“I didn’t get to fuck her because of you.”

“To make amends for your disappointment, may I offer you this suit of Impregnable Armor?” And he held out again the invisible clothes that mere minutes before had been an Irresistible Suit.

“Don’t be stupid. I can’t get pregnant.”

“Ah, but this suit protects you from all harm.”

“Gimme,” the emperor said, and was quickly dressed.

Even though his wares were intangible, producing enough of them to please the emperor and thus avoid the latest flung dish of baked beans proved exhausting for the soi-disant tailor.

He spun the Three-Piece of Plausible Denial, the Vest and Cravat of High Event Attendance, the Cufflinks of Venality. Each time, the emperor toyed with his work, tried it on, pronounced himself satisfied, and promptly forgot it existed.

“May I suggest,” the depleted tailor said, “stripping the populace of their rights, so that no one has rights but the most righteous of all, which is to say you, our rightness, you who are never wrong.”

“Why not?” the emperor said.

That was carried out, despite demonstrations and strikes and scathing newspaper columns, and then the tailor had to invent a new diversion.

“What about setting neighbor against neighbor and stranger against stranger? Tell the old story of the dark-skinned foreigner with his knife dripping blood. A little chaos does for power what warm horseshit does for weeds.”

“Whatever you like,” said the triply-clothed emperor. “Next.”

And those foreign-born or born to foreigners or born to those born to foreigners were rounded up, accused of crimes, and variously punished.

“May I suggest plucking the flower of youth before it grows strong enough to revolt?”

“Let it be so,” the emperor said.

Across the realm, children were mown down like green grass ahead of the mower’s scythe. Even the onion-eyed kings in their silicon towers felt their quartz hearts crack and said, “No more.” But they spoke it softly, so the emperor would not hear.

And while the tailor measured and spun and snipped, the murmur of the people rose to a roar. For there remained some of intelligence and clear thinking and good judgment among them, and these had gently taught the rest to put on new eyes and see.

On a day when the emperor was deliberating between the empty suit of Universal Belovedness on the tailor’s left arm and the trousers and blazer of Religious Authority draped over his right, a herald ran in with the report that a mob had smashed through the palace gates and was headed toward the emperor’s palace.

Indeed, through the window they could see a dark storm of humanity swelling on the horizon. All that stood between that flood and the doors was a line of police with loaded rifles.

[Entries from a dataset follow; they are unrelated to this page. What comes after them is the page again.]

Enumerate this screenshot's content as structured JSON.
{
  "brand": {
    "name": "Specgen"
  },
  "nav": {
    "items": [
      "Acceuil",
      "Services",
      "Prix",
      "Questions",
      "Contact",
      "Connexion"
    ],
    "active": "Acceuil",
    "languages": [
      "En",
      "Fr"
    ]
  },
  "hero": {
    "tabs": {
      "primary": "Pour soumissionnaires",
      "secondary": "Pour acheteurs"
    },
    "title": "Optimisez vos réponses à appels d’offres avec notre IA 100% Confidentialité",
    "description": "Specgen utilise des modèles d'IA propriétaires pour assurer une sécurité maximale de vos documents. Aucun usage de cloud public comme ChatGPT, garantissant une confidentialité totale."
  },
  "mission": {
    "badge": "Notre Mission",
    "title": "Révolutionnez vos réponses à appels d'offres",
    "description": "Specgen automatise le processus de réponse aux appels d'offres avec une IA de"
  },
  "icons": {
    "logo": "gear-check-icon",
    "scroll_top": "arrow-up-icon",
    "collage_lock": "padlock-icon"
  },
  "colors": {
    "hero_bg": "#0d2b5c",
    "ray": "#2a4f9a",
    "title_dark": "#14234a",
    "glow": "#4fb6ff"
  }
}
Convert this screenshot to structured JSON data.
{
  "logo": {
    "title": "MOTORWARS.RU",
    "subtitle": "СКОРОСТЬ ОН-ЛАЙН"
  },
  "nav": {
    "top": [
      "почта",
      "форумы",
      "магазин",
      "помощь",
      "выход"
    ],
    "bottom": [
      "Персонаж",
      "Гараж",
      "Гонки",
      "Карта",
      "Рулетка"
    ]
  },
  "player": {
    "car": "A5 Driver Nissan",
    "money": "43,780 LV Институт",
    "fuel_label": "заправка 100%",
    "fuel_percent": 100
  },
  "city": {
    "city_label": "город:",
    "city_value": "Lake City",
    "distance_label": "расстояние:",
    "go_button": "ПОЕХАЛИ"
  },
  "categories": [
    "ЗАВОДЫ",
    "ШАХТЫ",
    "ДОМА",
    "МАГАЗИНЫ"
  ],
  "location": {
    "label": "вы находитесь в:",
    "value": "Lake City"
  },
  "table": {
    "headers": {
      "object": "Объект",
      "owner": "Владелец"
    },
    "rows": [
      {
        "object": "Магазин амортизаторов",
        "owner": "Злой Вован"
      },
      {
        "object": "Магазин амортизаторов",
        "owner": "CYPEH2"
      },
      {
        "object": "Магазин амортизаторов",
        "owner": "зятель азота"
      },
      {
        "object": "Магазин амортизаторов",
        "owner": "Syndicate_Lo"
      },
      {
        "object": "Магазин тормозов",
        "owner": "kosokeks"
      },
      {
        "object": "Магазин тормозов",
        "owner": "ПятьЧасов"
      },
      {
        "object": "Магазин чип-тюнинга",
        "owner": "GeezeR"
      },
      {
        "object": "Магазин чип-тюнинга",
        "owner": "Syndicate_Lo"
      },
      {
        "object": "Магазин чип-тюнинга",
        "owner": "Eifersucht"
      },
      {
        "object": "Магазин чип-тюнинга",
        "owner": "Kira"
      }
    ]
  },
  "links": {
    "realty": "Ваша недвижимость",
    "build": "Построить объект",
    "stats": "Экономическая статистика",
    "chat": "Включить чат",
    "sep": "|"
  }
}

Most of the mob was children, with some old women mixed in, and some young, as well as a few brave men, and they stepped over the bodies of those who were shot and pressed forward to the palace, inevitable as death.

The tailor, with the instinct of a hare, twitched and backed toward the exit.

The emperor said, “Sit.”

And the tailor sat.

At a snap of the emperor’s fingers, servants tugged the curtains shut, so that they could no longer see the cresting wave. The lights were switched off. They waited in darkness.

“Bring me a bottle,” the emperor said, and poured two fingers of sixty-year-old liquor into two glasses. One he drank. One he emptied over the tailor.

“That suit,” the emperor said, “that prevents all harm—I’m wearing it now. But what will you do, clever tailor, when they come through these doors?”

Distantly, over the gunfire, they could hear the children singing, and the song rose sweet and clear on the wind. Soon there began, at the palace doors, a heavy and fateful thudding, like that of a heart under terrible strain. All the world, it seemed, kind and cruel alike, had come to beat down the palace doors.

If you’ll excuse me, I am now going to join them.

Heaven help the children.

Heaven help us all.

E. Lily Yu

E. Lily Yu is the author of On Fragile Waves, published in 2021, which the New York Times described as “devastating and perfect.” She received the Artist Trust LaSalle Storyteller Award in 2017 and the Astounding Award for Best New Writer in 2012, and has been a finalist for the Hugo, Nebula, Locus, Sturgeon, and World Fantasy Awards. More than thirty short stories have appeared in venues from McSweeney’s to Boston Review to, as well as twelve best-of-the-year anthologies.